## To do
Would you copy each line of the records that includes the word "уроки"?
───── Data for processing ─────
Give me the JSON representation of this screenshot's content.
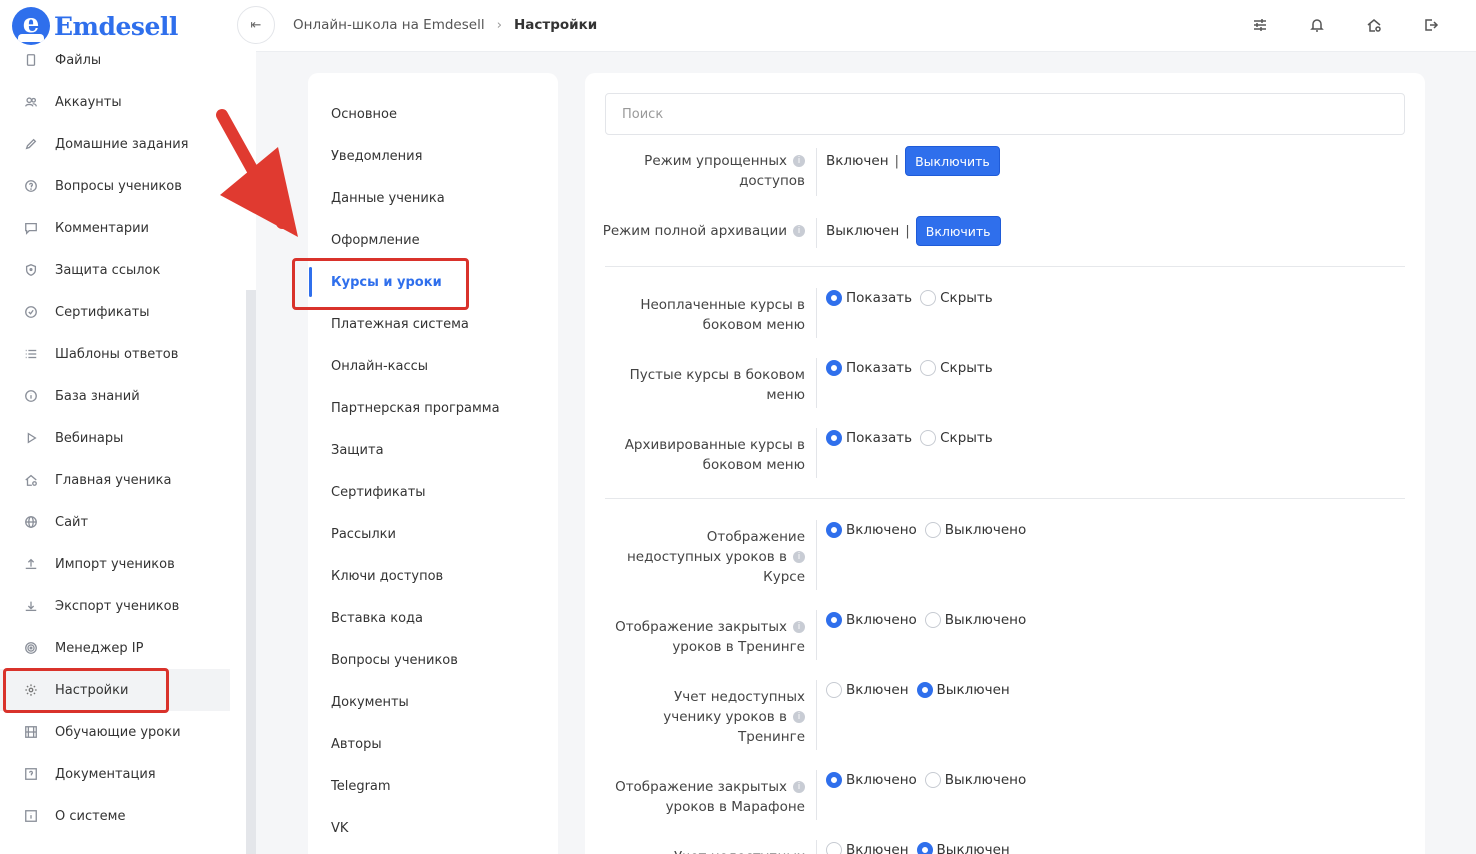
{
  "app": {
    "brand": "Emdesell",
    "logo_letter": "e"
  },
  "sidebar": {
    "items": [
      {
        "label": "Файлы",
        "icon": "file-icon"
      },
      {
        "label": "Аккаунты",
        "icon": "users-icon"
      },
      {
        "label": "Домашние задания",
        "icon": "pencil-icon"
      },
      {
        "label": "Вопросы учеников",
        "icon": "question-circle-icon"
      },
      {
        "label": "Комментарии",
        "icon": "comment-icon"
      },
      {
        "label": "Защита ссылок",
        "icon": "shield-icon"
      },
      {
        "label": "Сертификаты",
        "icon": "check-circle-icon"
      },
      {
        "label": "Шаблоны ответов",
        "icon": "list-icon"
      },
      {
        "label": "База знаний",
        "icon": "info-circle-icon"
      },
      {
        "label": "Вебинары",
        "icon": "play-icon"
      },
      {
        "label": "Главная ученика",
        "icon": "home-gear-icon"
      },
      {
        "label": "Сайт",
        "icon": "globe-icon"
      },
      {
        "label": "Импорт учеников",
        "icon": "upload-icon"
      },
      {
        "label": "Экспорт учеников",
        "icon": "download-icon"
      },
      {
        "label": "Менеджер IP",
        "icon": "target-icon"
      },
      {
        "label": "Настройки",
        "icon": "gear-icon"
      },
      {
        "label": "Обучающие уроки",
        "icon": "film-icon"
      },
      {
        "label": "Документация",
        "icon": "help-box-icon"
      },
      {
        "label": "О системе",
        "icon": "info-box-icon"
      }
    ],
    "active": "Настройки"
  },
  "header": {
    "collapse_icon": "collapse-left-icon",
    "breadcrumb": [
      "Онлайн-школа на Emdesell",
      "Настройки"
    ],
    "icons": [
      "sliders-icon",
      "bell-icon",
      "home-settings-icon",
      "logout-icon"
    ]
  },
  "settings_menu": {
    "items": [
      "Основное",
      "Уведомления",
      "Данные ученика",
      "Оформление",
      "Курсы и уроки",
      "Платежная система",
      "Онлайн-кассы",
      "Партнерская программа",
      "Защита",
      "Сертификаты",
      "Рассылки",
      "Ключи доступов",
      "Вставка кода",
      "Вопросы учеников",
      "Документы",
      "Авторы",
      "Telegram",
      "VK"
    ],
    "active": "Курсы и уроки"
  },
  "content": {
    "search_placeholder": "Поиск",
    "toggles": [
      {
        "label": [
          "Режим упрощенных",
          "доступов"
        ],
        "status": "Включен",
        "button": "Выключить"
      },
      {
        "label": [
          "Режим полной архивации"
        ],
        "status": "Выключен",
        "button": "Включить"
      }
    ],
    "menu_options": [
      {
        "label": [
          "Неоплаченные курсы в",
          "боковом меню"
        ],
        "options": [
          "Показать",
          "Скрыть"
        ],
        "selected": 0
      },
      {
        "label": [
          "Пустые курсы в боковом",
          "меню"
        ],
        "options": [
          "Показать",
          "Скрыть"
        ],
        "selected": 0
      },
      {
        "label": [
          "Архивированные курсы в",
          "боковом меню"
        ],
        "options": [
          "Показать",
          "Скрыть"
        ],
        "selected": 0
      }
    ],
    "lesson_options": [
      {
        "label": [
          "Отображение",
          "недоступных уроков в",
          "Курсе"
        ],
        "options": [
          "Включено",
          "Выключено"
        ],
        "selected": 0
      },
      {
        "label": [
          "Отображение закрытых",
          "уроков в Тренинге"
        ],
        "options": [
          "Включено",
          "Выключено"
        ],
        "selected": 0
      },
      {
        "label": [
          "Учет недоступных",
          "ученику уроков в",
          "Тренинге"
        ],
        "options": [
          "Включен",
          "Выключен"
        ],
        "selected": 1
      },
      {
        "label": [
          "Отображение закрытых",
          "уроков в Марафоне"
        ],
        "options": [
          "Включено",
          "Выключено"
        ],
        "selected": 0
      },
      {
        "label": [
          "Учет недоступных"
        ],
        "options": [
          "Включен",
          "Выключен"
        ],
        "selected": 1
      }
    ]
  },
  "colors": {
    "accent": "#2f6fec",
    "highlight": "#d9322b"
  }
}
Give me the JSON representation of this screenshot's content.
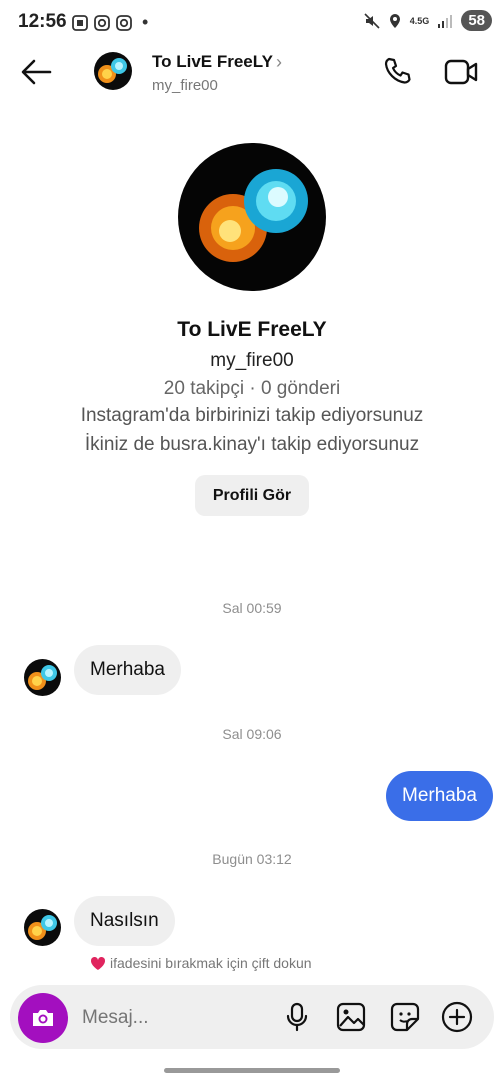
{
  "status_bar": {
    "time": "12:56",
    "network": "4.5G",
    "battery": "58"
  },
  "header": {
    "name": "To LivE FreeLY",
    "username": "my_fire00",
    "chevron": "›"
  },
  "profile": {
    "name": "To LivE FreeLY",
    "username": "my_fire00",
    "stats": "20 takipçi · 0 gönderi",
    "mutual_line": "Instagram'da birbirinizi takip ediyorsunuz",
    "common_line": "İkiniz de busra.kinay'ı takip ediyorsunuz",
    "view_profile_button": "Profili Gör"
  },
  "messages": [
    {
      "timestamp": "Sal 00:59",
      "direction": "in",
      "text": "Merhaba"
    },
    {
      "timestamp": "Sal 09:06",
      "direction": "out",
      "text": "Merhaba"
    },
    {
      "timestamp": "Bugün 03:12",
      "direction": "in",
      "text": "Nasılsın"
    }
  ],
  "hint": {
    "icon": "heart-icon",
    "text": "ifadesini bırakmak için çift dokun"
  },
  "composer": {
    "placeholder": "Mesaj..."
  },
  "colors": {
    "outgoing_bubble": "#3a6ee8",
    "camera_button": "#a30fbf"
  }
}
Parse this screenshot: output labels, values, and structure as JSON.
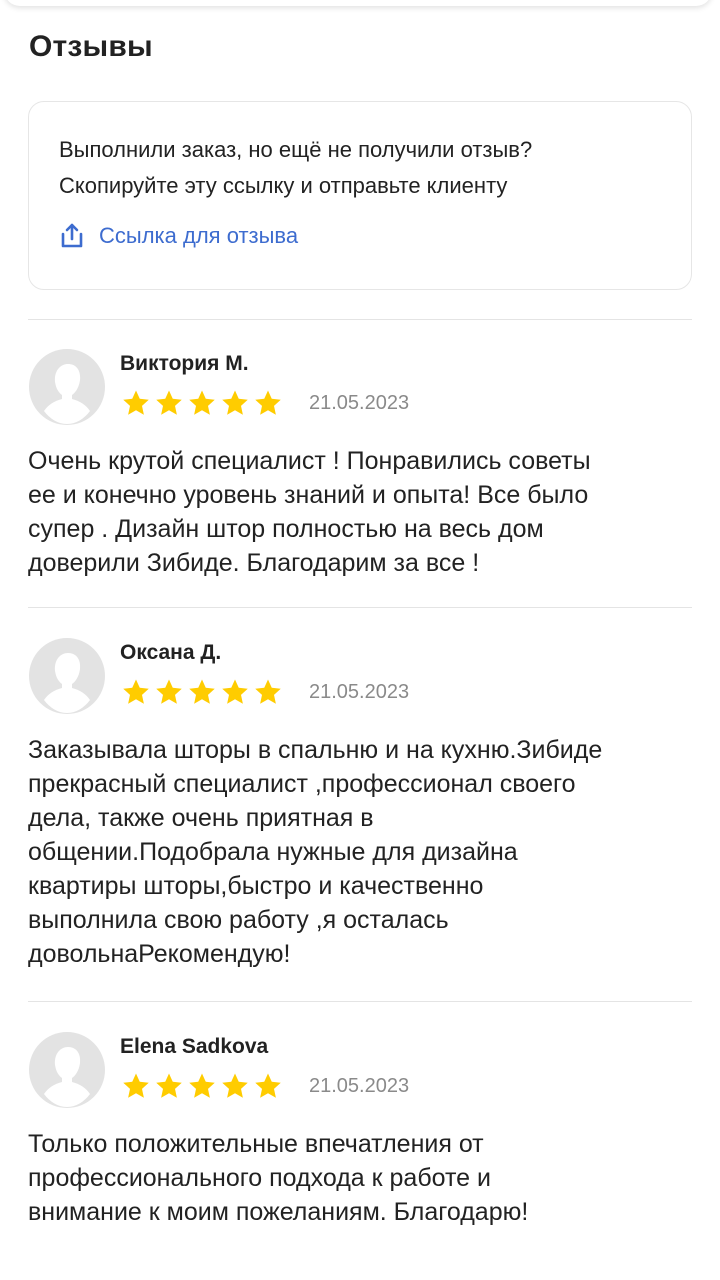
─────
## Answer for the task
        "label": "Обучающие уроки",
      "Курсы и уроки",
    "active": "Курсы и уроки"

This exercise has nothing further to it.